In normal women, the ovary produces small amounts of testosterone (an androgen, or "male hormone"). This testosterone production is driven by a hormone called LH, which is produced and secreted by the pituitary (the pituitary is a small gland located beneath the brain). In the polycystic ovary syndrome, the ovaries produce too much testosterone. Why this happens is not entirely clear. Recent research suggests that the ovaries over-respond to LH signals by making too much testosterone. Why the ovaries might over-respond to LH is also unknown, but it may involve long-term exposure to high levels of LH (which commonly occurs in patients with PCOS), or exposure to high levels of insulin (elevated insulin levels are also commonly found in patients with PCOS). Our study was designed to see exactly how much testosterone ovaries will produce in response to specific LH doses in normal women and women with PCOS. This will help tell us whether or not ovaries in patients with PCOS really do secrete excess testosterone in response to LH. We also will investigate whether or not using certain medications can reverse this likely abnormality in PCOS.
This study involves two GCRC admissions for those with PCOS. One admission will be performed before and one after treatment with one of four medications for 4-6 weeks. These medications include metformin, rosiglitazone, leuprolide, or flutamide. Each PCOS subject will take only one of these medications. Metformin and rosiglitazone are medicines used to reduce insulin requirements in the treatment of diabetes (and recently PCOS) and are taken orally.
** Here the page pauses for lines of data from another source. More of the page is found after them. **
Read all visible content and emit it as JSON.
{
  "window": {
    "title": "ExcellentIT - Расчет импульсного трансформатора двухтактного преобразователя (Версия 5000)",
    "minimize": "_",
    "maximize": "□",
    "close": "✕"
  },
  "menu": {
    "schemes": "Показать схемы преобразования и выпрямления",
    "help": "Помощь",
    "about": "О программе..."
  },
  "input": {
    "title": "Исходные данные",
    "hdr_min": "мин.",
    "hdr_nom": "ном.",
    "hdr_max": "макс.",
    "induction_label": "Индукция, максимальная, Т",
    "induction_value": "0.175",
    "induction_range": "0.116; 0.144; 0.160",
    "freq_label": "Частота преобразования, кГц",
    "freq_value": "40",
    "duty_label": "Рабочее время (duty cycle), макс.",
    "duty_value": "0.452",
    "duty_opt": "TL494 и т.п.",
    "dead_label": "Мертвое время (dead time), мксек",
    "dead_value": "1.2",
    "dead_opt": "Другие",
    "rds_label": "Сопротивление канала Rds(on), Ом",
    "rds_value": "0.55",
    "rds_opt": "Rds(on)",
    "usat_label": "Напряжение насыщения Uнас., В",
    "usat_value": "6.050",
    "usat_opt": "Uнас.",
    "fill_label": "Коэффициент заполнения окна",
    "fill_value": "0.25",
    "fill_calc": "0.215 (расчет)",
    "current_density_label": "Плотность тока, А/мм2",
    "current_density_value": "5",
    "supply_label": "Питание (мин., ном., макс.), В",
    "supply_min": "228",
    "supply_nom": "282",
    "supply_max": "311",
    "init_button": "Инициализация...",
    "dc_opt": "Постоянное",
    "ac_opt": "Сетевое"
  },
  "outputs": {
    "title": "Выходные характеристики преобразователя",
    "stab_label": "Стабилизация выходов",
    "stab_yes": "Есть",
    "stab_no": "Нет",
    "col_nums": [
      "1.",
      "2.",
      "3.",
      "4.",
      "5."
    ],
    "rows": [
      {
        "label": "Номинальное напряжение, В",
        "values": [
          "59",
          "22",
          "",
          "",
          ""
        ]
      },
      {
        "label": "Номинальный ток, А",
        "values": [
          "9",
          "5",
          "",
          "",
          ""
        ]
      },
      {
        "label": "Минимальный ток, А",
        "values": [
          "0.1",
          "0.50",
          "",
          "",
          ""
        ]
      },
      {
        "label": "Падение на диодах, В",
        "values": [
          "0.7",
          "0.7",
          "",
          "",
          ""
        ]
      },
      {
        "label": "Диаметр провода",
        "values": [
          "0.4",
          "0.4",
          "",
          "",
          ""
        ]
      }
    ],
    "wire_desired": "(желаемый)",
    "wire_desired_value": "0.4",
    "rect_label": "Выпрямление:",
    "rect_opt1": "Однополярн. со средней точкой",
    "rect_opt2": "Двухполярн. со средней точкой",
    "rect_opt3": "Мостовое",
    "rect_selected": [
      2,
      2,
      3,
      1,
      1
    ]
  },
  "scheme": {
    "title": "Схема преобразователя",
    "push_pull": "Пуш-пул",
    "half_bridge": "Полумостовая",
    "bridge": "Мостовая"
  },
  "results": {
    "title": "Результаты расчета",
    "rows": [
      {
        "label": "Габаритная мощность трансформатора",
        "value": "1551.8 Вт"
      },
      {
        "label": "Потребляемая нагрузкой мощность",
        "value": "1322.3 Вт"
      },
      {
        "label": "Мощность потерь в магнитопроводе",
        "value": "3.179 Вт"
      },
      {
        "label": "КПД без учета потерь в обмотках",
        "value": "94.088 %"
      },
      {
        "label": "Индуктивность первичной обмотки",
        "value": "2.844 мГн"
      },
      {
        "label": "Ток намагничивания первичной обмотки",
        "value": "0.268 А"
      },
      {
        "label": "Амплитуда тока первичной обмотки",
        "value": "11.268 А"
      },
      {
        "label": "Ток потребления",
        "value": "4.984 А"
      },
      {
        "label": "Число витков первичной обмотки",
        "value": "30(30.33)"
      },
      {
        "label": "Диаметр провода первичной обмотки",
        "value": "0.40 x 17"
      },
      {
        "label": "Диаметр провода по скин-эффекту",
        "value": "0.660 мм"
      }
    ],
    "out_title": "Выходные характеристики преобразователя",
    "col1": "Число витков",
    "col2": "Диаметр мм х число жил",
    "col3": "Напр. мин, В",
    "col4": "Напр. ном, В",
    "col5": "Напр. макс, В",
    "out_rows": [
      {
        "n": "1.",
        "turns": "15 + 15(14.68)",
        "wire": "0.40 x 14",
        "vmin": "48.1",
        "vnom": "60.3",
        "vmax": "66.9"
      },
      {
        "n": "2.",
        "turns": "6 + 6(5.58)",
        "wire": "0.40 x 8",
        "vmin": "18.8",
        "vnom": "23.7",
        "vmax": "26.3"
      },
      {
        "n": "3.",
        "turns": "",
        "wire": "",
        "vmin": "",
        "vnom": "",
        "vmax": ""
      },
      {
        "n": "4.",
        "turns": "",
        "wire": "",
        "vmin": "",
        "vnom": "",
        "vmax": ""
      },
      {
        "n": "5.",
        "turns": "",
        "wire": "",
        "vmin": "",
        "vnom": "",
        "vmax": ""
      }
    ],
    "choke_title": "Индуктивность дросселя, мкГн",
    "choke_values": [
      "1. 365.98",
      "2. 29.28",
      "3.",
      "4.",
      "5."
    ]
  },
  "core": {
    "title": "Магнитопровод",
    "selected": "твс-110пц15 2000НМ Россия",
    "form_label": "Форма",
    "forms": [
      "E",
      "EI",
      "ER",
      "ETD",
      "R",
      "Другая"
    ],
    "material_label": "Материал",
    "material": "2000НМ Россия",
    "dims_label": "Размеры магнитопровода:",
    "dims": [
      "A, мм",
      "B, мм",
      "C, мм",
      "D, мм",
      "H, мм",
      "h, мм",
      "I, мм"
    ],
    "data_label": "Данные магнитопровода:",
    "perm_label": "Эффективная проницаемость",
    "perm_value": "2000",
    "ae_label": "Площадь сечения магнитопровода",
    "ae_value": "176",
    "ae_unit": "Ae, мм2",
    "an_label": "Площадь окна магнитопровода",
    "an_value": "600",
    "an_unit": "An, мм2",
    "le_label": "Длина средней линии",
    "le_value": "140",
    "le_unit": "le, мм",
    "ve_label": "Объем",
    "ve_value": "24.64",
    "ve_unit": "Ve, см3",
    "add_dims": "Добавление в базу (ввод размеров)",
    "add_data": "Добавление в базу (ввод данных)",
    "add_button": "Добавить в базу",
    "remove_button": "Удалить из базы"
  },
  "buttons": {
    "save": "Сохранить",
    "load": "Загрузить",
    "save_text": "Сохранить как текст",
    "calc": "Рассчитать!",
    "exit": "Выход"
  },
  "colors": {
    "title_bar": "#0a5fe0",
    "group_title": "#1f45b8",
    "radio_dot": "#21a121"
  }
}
Metformin and rosiglitazone both decrease insulin levels. Leuprolide is a medicine used to decrease LH secretion from the pituitary and is given for certain gynecologic disorders such as endometriosis. It is given as an injection every 3 weeks (those in this study will receive 2 such injections). Flutamide is a medicine that blocks the effects of "male hormones" (androgens). It also is sometimes used for PCOS patients in clinical practice.
For each admission, you will report to the General Clinical Research Center (GCRC) at the University of Virginia in the evening. At 8:00 p.m., a catheter will be placed in a forearm vein. This will be used to administer hormone infusions during the study. At 10:00 p.m., you will be given a dose of a medication called ganirelix under the skin. Ganirelix is what is called a GnRH antagonist. This medicine temporarily decreases LH secretion from your pituitary. At midnight, you will take a pill of dexamethasone, which is a medication similar to a hormone (called cortisol) that your body normally makes. Dexamethasone will temporarily keep your adrenal glands from secreting any androgens (or "male hormones").
At 7:00 a.m., a second catheter will be placed in an arm vein. This catheter is for blood sampling. At 8:00 a.m., we will begin to take blood samples for LH, testosterone, and some other hormones. These samples will be drawn every 10 minutes for the following 22 hours. At 10:00 a.m. you will begin to receive 3 different doses of human LH hormone and one dose of saline (or salt water). You will receive one of these infusions every 4 hours (that is, at 10:00 a.m., at 2:00 p.m., at 6:00 p.m., and at 10:00 p.m.). These infusions will be given in random order (except that the highest LH dose will be given last). At 2:00 a.m. (the second night), a single dose of GnRH (which is a normal hormone produced in the brain) will be given. The frequent blood sampling will stop at 6:00 a.m., and you will be discharged from the GCRC that morning after a final blood draw at 8:00 am. In all, you will stay at the GCRC for two nights and the intervening day.
We are also looking for normal control volunteers to take part in this study. They will have only one overnight admission and will not take any medication prior to their admission. For your time in completing the study, you will be compensated $300 if you have PCOS and $225 if you are a normal control.
Patient Inclusion/Exclusion Criteria: To be included in this study as a PCOS subject, you must:
Melissa Gingrich, Ph.D., Research Assistant
University of Virginia School of Medicine Center For Research in Reproduction Box 800391
Health Sciences Center
Charlottesville, VA 22908-0391